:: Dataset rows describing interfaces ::
((
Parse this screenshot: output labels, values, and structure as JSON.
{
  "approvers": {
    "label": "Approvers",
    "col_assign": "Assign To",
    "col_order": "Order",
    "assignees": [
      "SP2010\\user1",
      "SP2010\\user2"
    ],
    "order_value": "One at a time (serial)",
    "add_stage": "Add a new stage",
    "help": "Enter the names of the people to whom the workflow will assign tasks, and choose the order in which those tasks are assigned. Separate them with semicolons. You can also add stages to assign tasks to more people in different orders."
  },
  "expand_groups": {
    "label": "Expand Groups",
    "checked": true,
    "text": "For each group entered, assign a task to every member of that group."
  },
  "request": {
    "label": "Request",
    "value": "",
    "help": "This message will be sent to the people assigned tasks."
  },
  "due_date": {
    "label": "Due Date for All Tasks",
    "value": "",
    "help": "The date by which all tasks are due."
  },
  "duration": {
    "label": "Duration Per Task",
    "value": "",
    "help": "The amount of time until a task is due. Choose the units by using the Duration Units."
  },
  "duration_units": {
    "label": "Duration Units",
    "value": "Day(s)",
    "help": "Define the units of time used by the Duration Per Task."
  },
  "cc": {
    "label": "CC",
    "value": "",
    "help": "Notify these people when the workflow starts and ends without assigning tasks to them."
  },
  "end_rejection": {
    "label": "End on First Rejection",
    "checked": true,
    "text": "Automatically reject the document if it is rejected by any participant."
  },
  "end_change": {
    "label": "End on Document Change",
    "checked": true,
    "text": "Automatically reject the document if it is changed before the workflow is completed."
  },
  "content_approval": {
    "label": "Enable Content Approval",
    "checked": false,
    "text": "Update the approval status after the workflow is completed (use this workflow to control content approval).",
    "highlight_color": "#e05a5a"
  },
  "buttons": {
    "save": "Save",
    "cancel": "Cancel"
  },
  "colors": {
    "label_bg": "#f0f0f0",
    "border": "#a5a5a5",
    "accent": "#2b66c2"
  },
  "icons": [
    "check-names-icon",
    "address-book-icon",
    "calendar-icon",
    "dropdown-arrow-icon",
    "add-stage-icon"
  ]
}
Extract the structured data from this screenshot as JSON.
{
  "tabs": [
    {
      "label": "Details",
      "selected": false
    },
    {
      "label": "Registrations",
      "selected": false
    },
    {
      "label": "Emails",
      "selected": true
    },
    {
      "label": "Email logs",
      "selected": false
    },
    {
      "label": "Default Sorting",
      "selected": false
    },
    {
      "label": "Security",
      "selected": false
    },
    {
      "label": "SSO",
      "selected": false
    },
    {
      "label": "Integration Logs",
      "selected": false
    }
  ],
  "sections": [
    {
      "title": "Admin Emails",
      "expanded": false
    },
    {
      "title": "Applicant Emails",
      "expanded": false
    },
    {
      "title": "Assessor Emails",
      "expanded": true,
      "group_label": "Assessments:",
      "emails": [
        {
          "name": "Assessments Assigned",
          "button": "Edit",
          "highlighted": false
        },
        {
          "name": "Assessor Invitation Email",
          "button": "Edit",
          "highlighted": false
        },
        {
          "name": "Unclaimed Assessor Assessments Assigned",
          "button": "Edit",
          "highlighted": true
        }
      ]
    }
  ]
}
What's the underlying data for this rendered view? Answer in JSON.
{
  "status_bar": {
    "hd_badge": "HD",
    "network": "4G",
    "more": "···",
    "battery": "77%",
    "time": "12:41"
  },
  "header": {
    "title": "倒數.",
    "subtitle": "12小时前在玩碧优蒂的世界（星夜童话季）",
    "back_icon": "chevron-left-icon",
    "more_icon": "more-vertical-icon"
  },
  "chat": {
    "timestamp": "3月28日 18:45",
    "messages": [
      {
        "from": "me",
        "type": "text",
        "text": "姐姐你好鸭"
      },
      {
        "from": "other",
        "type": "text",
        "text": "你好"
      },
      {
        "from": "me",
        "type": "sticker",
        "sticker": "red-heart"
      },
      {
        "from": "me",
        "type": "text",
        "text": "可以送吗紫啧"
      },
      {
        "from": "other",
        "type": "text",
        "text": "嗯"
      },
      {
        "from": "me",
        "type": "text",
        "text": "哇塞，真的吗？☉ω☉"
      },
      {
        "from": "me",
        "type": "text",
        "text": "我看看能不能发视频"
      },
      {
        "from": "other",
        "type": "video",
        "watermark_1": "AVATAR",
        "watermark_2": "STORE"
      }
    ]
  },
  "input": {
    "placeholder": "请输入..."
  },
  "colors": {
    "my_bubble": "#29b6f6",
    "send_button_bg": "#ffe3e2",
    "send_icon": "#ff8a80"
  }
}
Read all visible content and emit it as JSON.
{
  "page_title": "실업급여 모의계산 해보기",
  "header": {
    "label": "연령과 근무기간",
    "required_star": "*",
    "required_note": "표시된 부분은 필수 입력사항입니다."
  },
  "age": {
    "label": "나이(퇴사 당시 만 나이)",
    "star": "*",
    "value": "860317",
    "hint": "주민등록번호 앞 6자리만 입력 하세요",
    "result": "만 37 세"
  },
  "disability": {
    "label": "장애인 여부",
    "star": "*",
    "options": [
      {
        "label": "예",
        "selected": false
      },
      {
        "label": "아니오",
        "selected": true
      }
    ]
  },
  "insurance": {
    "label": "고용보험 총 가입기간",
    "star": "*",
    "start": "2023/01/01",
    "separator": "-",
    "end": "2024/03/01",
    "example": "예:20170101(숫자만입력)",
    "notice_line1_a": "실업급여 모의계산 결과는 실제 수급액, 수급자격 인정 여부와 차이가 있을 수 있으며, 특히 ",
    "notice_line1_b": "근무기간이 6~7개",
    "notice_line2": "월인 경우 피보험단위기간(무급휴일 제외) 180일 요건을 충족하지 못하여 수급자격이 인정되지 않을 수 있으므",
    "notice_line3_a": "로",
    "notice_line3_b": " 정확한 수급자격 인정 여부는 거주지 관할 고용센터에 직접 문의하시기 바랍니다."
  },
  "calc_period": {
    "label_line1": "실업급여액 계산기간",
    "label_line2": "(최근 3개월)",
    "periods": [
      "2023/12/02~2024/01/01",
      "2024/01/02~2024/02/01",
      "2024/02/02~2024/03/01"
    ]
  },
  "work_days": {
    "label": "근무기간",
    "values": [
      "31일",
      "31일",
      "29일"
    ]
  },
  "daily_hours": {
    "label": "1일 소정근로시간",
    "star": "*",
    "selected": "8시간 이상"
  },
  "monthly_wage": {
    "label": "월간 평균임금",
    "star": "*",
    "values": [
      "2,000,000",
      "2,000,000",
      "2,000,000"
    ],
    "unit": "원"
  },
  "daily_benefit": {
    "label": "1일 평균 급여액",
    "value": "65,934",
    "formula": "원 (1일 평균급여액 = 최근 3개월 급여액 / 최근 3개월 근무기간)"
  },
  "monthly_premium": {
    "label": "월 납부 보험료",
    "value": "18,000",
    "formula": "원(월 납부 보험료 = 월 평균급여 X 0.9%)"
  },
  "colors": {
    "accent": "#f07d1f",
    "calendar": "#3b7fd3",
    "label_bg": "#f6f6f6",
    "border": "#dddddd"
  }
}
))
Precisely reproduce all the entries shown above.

Parse this screenshot: output labels, values, and structure as JSON.
{
  "approvers": {
    "label": "Approvers",
    "col_assign": "Assign To",
    "col_order": "Order",
    "assignees": [
      "SP2010\\user1",
      "SP2010\\user2"
    ],
    "order_value": "One at a time (serial)",
    "add_stage": "Add a new stage",
    "help": "Enter the names of the people to whom the workflow will assign tasks, and choose the order in which those tasks are assigned. Separate them with semicolons. You can also add stages to assign tasks to more people in different orders."
  },
  "expand_groups": {
    "label": "Expand Groups",
    "checked": true,
    "text": "For each group entered, assign a task to every member of that group."
  },
  "request": {
    "label": "Request",
    "value": "",
    "help": "This message will be sent to the people assigned tasks."
  },
  "due_date": {
    "label": "Due Date for All Tasks",
    "value": "",
    "help": "The date by which all tasks are due."
  },
  "duration": {
    "label": "Duration Per Task",
    "value": "",
    "help": "The amount of time until a task is due. Choose the units by using the Duration Units."
  },
  "duration_units": {
    "label": "Duration Units",
    "value": "Day(s)",
    "help": "Define the units of time used by the Duration Per Task."
  },
  "cc": {
    "label": "CC",
    "value": "",
    "help": "Notify these people when the workflow starts and ends without assigning tasks to them."
  },
  "end_rejection": {
    "label": "End on First Rejection",
    "checked": true,
    "text": "Automatically reject the document if it is rejected by any participant."
  },
  "end_change": {
    "label": "End on Document Change",
    "checked": true,
    "text": "Automatically reject the document if it is changed before the workflow is completed."
  },
  "content_approval": {
    "label": "Enable Content Approval",
    "checked": false,
    "text": "Update the approval status after the workflow is completed (use this workflow to control content approval).",
    "highlight_color": "#e05a5a"
  },
  "buttons": {
    "save": "Save",
    "cancel": "Cancel"
  },
  "colors": {
    "label_bg": "#f0f0f0",
    "border": "#a5a5a5",
    "accent": "#2b66c2"
  },
  "icons": [
    "check-names-icon",
    "address-book-icon",
    "calendar-icon",
    "dropdown-arrow-icon",
    "add-stage-icon"
  ]
}
Extract the structured data from this screenshot as JSON.
{
  "tabs": [
    {
      "label": "Details",
      "selected": false
    },
    {
      "label": "Registrations",
      "selected": false
    },
    {
      "label": "Emails",
      "selected": true
    },
    {
      "label": "Email logs",
      "selected": false
    },
    {
      "label": "Default Sorting",
      "selected": false
    },
    {
      "label": "Security",
      "selected": false
    },
    {
      "label": "SSO",
      "selected": false
    },
    {
      "label": "Integration Logs",
      "selected": false
    }
  ],
  "sections": [
    {
      "title": "Admin Emails",
      "expanded": false
    },
    {
      "title": "Applicant Emails",
      "expanded": false
    },
    {
      "title": "Assessor Emails",
      "expanded": true,
      "group_label": "Assessments:",
      "emails": [
        {
          "name": "Assessments Assigned",
          "button": "Edit",
          "highlighted": false
        },
        {
          "name": "Assessor Invitation Email",
          "button": "Edit",
          "highlighted": false
        },
        {
          "name": "Unclaimed Assessor Assessments Assigned",
          "button": "Edit",
          "highlighted": true
        }
      ]
    }
  ]
}
What's the underlying data for this rendered view? Answer in JSON.
{
  "status_bar": {
    "hd_badge": "HD",
    "network": "4G",
    "more": "···",
    "battery": "77%",
    "time": "12:41"
  },
  "header": {
    "title": "倒數.",
    "subtitle": "12小时前在玩碧优蒂的世界（星夜童话季）",
    "back_icon": "chevron-left-icon",
    "more_icon": "more-vertical-icon"
  },
  "chat": {
    "timestamp": "3月28日 18:45",
    "messages": [
      {
        "from": "me",
        "type": "text",
        "text": "姐姐你好鸭"
      },
      {
        "from": "other",
        "type": "text",
        "text": "你好"
      },
      {
        "from": "me",
        "type": "sticker",
        "sticker": "red-heart"
      },
      {
        "from": "me",
        "type": "text",
        "text": "可以送吗紫啧"
      },
      {
        "from": "other",
        "type": "text",
        "text": "嗯"
      },
      {
        "from": "me",
        "type": "text",
        "text": "哇塞，真的吗？☉ω☉"
      },
      {
        "from": "me",
        "type": "text",
        "text": "我看看能不能发视频"
      },
      {
        "from": "other",
        "type": "video",
        "watermark_1": "AVATAR",
        "watermark_2": "STORE"
      }
    ]
  },
  "input": {
    "placeholder": "请输入..."
  },
  "colors": {
    "my_bubble": "#29b6f6",
    "send_button_bg": "#ffe3e2",
    "send_icon": "#ff8a80"
  }
}
Read all visible content and emit it as JSON.
{
  "page_title": "실업급여 모의계산 해보기",
  "header": {
    "label": "연령과 근무기간",
    "required_star": "*",
    "required_note": "표시된 부분은 필수 입력사항입니다."
  },
  "age": {
    "label": "나이(퇴사 당시 만 나이)",
    "star": "*",
    "value": "860317",
    "hint": "주민등록번호 앞 6자리만 입력 하세요",
    "result": "만 37 세"
  },
  "disability": {
    "label": "장애인 여부",
    "star": "*",
    "options": [
      {
        "label": "예",
        "selected": false
      },
      {
        "label": "아니오",
        "selected": true
      }
    ]
  },
  "insurance": {
    "label": "고용보험 총 가입기간",
    "star": "*",
    "start": "2023/01/01",
    "separator": "-",
    "end": "2024/03/01",
    "example": "예:20170101(숫자만입력)",
    "notice_line1_a": "실업급여 모의계산 결과는 실제 수급액, 수급자격 인정 여부와 차이가 있을 수 있으며, 특히 ",
    "notice_line1_b": "근무기간이 6~7개",
    "notice_line2": "월인 경우 피보험단위기간(무급휴일 제외) 180일 요건을 충족하지 못하여 수급자격이 인정되지 않을 수 있으므",
    "notice_line3_a": "로",
    "notice_line3_b": " 정확한 수급자격 인정 여부는 거주지 관할 고용센터에 직접 문의하시기 바랍니다."
  },
  "calc_period": {
    "label_line1": "실업급여액 계산기간",
    "label_line2": "(최근 3개월)",
    "periods": [
      "2023/12/02~2024/01/01",
      "2024/01/02~2024/02/01",
      "2024/02/02~2024/03/01"
    ]
  },
  "work_days": {
    "label": "근무기간",
    "values": [
      "31일",
      "31일",
      "29일"
    ]
  },
  "daily_hours": {
    "label": "1일 소정근로시간",
    "star": "*",
    "selected": "8시간 이상"
  },
  "monthly_wage": {
    "label": "월간 평균임금",
    "star": "*",
    "values": [
      "2,000,000",
      "2,000,000",
      "2,000,000"
    ],
    "unit": "원"
  },
  "daily_benefit": {
    "label": "1일 평균 급여액",
    "value": "65,934",
    "formula": "원 (1일 평균급여액 = 최근 3개월 급여액 / 최근 3개월 근무기간)"
  },
  "monthly_premium": {
    "label": "월 납부 보험료",
    "value": "18,000",
    "formula": "원(월 납부 보험료 = 월 평균급여 X 0.9%)"
  },
  "colors": {
    "accent": "#f07d1f",
    "calendar": "#3b7fd3",
    "label_bg": "#f6f6f6",
    "border": "#dddddd"
  }
}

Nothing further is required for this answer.